“Energy industries have enjoyed a century of federal support. From 1918 to 2009, the oil and gas industry received $446.96 billion (adjusted for inflation) in cumulative energy subsidies. Renewable energy sources received $5.93 billion (adjusted for inflation) for a much shorter period from 1994-2009. Average annual support for the oil and gas industry has been $4.86 billion (1918-2009), compared to $3.50 billion for nuclear (1947-1999) and $0.37 billion (1994-2009) for renewable energy.”
What they don’t talk about, and don’t want people to understand, is that the fossil-fuel sector gets larger dollar amounts in subsidies because they’re a far bigger part of the country's energy pie. It would be a bit like handing out a dollar bill to every person in the country, and then asking whether right-handed people would get more money than left-handers: of course they would, as a group, since there are a lot more right-handed people.
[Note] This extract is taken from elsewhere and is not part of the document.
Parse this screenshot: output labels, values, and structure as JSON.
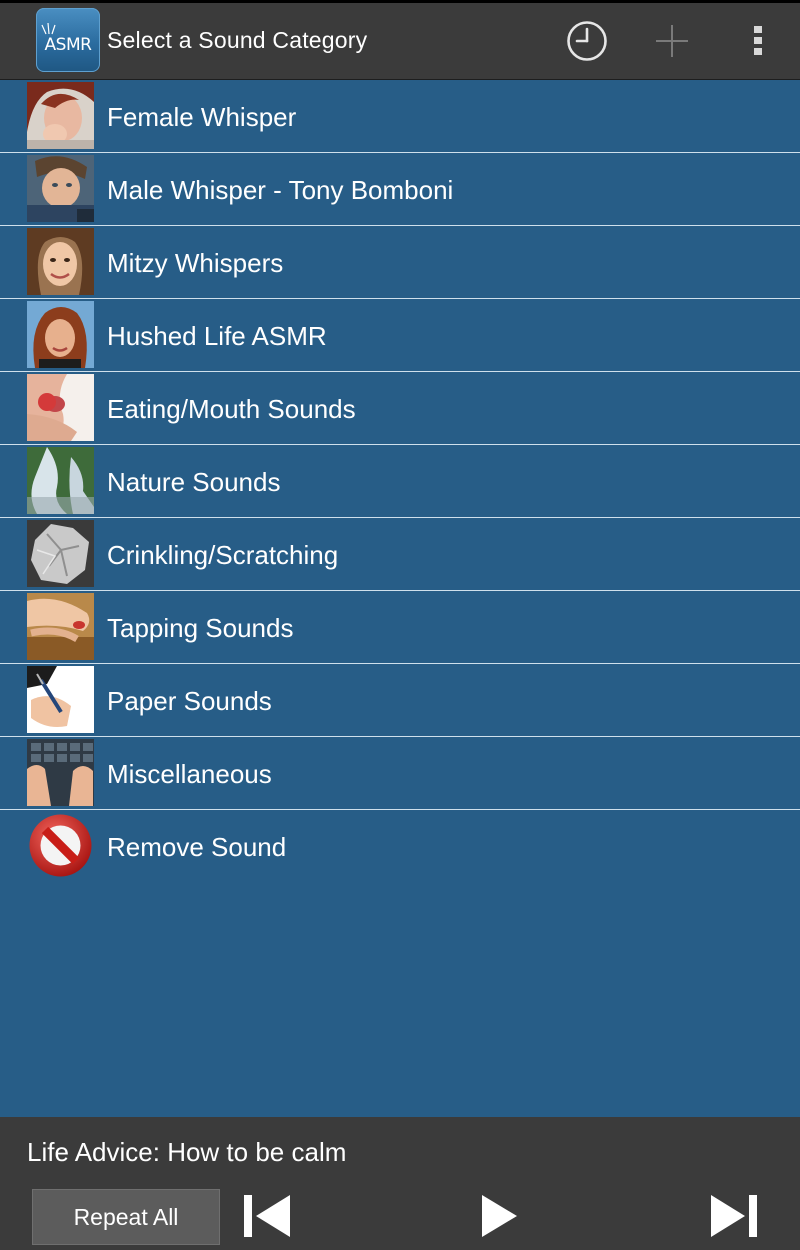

The relevant question is, which form of energy is more subsidized on a per-unit-of-energy basis. The charts below show what the subsidy situation looks like when you calculate it on the much more relevant subsidy per-kilowatt-hour basis. As you can see, on that apples-to-apples basis, wind and solar power receive far higher subsidies than conventional energy forms.